** Opening RECORDS TO PROCESS block **

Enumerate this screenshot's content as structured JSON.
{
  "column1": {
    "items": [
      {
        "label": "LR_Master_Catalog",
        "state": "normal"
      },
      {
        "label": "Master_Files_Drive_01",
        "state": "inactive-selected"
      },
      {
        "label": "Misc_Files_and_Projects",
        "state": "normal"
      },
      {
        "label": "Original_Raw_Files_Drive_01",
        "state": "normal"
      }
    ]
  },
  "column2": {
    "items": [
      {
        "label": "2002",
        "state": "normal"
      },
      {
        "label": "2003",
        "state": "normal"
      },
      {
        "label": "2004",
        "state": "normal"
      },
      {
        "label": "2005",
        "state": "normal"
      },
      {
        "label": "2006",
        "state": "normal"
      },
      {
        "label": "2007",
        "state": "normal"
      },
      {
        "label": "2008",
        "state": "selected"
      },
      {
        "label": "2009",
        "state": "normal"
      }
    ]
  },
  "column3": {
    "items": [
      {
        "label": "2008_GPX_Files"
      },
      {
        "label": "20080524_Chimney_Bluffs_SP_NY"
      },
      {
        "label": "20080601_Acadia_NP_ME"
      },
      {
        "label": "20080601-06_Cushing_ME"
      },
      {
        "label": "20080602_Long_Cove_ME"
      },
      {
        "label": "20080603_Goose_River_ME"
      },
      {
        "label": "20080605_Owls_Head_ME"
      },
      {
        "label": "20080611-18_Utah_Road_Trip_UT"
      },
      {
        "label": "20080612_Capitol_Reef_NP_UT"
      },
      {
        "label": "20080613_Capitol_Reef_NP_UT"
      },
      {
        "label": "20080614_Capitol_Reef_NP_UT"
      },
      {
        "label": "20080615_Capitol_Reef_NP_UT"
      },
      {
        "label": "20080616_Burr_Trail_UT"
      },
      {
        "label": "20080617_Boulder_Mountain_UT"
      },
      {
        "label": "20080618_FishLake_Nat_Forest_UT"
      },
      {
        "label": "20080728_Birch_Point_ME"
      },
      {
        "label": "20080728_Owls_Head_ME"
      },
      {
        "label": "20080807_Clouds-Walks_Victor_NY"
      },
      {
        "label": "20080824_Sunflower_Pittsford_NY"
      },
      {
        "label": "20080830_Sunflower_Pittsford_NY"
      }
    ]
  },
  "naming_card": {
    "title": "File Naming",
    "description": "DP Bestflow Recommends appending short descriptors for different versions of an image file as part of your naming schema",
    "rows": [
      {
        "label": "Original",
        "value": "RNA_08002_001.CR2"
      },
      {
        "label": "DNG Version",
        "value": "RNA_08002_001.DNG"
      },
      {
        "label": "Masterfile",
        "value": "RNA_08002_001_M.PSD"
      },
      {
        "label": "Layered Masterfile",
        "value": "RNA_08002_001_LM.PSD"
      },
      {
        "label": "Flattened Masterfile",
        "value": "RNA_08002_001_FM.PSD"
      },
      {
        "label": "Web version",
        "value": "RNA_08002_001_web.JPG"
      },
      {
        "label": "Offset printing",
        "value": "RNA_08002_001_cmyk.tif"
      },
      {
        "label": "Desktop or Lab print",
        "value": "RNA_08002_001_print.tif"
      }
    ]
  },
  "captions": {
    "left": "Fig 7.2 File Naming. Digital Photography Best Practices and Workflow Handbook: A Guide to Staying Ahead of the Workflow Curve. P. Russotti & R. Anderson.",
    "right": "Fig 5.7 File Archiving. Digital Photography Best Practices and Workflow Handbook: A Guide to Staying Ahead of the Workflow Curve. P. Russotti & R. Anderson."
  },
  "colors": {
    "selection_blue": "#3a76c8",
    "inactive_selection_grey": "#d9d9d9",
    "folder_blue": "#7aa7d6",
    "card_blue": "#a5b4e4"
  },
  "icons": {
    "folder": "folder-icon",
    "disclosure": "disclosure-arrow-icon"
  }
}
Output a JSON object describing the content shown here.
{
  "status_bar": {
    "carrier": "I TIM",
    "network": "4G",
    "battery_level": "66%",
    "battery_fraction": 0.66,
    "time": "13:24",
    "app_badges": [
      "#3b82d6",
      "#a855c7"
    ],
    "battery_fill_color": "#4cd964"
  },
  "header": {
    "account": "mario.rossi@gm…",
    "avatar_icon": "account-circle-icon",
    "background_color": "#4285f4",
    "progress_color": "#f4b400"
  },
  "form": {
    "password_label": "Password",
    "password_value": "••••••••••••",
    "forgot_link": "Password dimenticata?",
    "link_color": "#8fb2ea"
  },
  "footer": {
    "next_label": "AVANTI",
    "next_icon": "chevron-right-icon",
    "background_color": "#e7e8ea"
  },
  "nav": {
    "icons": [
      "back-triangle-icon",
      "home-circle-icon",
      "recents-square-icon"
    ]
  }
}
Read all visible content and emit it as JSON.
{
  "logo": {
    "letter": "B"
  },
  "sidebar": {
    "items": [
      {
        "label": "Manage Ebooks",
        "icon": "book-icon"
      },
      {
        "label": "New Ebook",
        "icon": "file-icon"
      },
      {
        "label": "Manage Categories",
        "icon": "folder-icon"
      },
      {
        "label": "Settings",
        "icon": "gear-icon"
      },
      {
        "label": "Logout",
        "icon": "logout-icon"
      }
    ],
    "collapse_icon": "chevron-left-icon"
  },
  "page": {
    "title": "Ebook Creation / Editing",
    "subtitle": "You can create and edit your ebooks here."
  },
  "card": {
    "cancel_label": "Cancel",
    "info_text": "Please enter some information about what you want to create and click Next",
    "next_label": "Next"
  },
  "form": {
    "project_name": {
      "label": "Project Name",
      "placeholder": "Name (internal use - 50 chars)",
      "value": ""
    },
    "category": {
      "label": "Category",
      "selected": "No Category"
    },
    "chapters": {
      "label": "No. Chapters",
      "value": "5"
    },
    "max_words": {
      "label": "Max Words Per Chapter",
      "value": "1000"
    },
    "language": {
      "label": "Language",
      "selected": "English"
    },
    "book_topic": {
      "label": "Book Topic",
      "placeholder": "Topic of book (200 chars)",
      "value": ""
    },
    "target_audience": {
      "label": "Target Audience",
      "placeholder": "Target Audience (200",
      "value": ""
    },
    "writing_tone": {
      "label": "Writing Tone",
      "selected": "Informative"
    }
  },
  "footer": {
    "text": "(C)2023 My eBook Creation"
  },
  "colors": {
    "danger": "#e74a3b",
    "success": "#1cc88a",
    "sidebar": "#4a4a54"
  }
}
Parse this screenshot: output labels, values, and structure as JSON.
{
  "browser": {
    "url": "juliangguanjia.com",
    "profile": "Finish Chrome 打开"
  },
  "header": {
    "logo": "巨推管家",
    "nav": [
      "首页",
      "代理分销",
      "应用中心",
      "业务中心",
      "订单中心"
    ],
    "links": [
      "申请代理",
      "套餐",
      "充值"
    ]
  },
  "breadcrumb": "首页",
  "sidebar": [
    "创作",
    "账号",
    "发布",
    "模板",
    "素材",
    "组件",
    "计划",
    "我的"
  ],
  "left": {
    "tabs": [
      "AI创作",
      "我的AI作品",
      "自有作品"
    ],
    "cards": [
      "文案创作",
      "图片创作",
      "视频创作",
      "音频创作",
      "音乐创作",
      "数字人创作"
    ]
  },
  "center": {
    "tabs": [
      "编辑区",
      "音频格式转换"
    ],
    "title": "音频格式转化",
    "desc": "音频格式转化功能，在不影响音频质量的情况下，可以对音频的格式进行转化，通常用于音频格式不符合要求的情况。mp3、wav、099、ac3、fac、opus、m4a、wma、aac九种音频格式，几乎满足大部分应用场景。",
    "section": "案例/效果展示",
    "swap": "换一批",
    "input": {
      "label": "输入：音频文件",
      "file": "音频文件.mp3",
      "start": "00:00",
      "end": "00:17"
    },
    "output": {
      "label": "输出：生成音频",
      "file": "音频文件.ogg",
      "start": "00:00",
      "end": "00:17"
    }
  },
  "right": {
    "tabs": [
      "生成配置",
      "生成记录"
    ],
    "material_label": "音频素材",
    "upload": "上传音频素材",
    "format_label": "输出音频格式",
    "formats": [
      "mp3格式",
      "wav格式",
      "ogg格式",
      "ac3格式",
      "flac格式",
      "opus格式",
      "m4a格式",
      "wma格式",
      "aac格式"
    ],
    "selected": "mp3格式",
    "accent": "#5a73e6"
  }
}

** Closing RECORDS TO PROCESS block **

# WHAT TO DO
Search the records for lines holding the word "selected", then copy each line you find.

# RESPONSE TO THIS TASK
        "state": "inactive-selected"
        "state": "selected"
      "selected": "No Category"
      "selected": "English"
      "selected": "Informative"
    "selected": "mp3格式",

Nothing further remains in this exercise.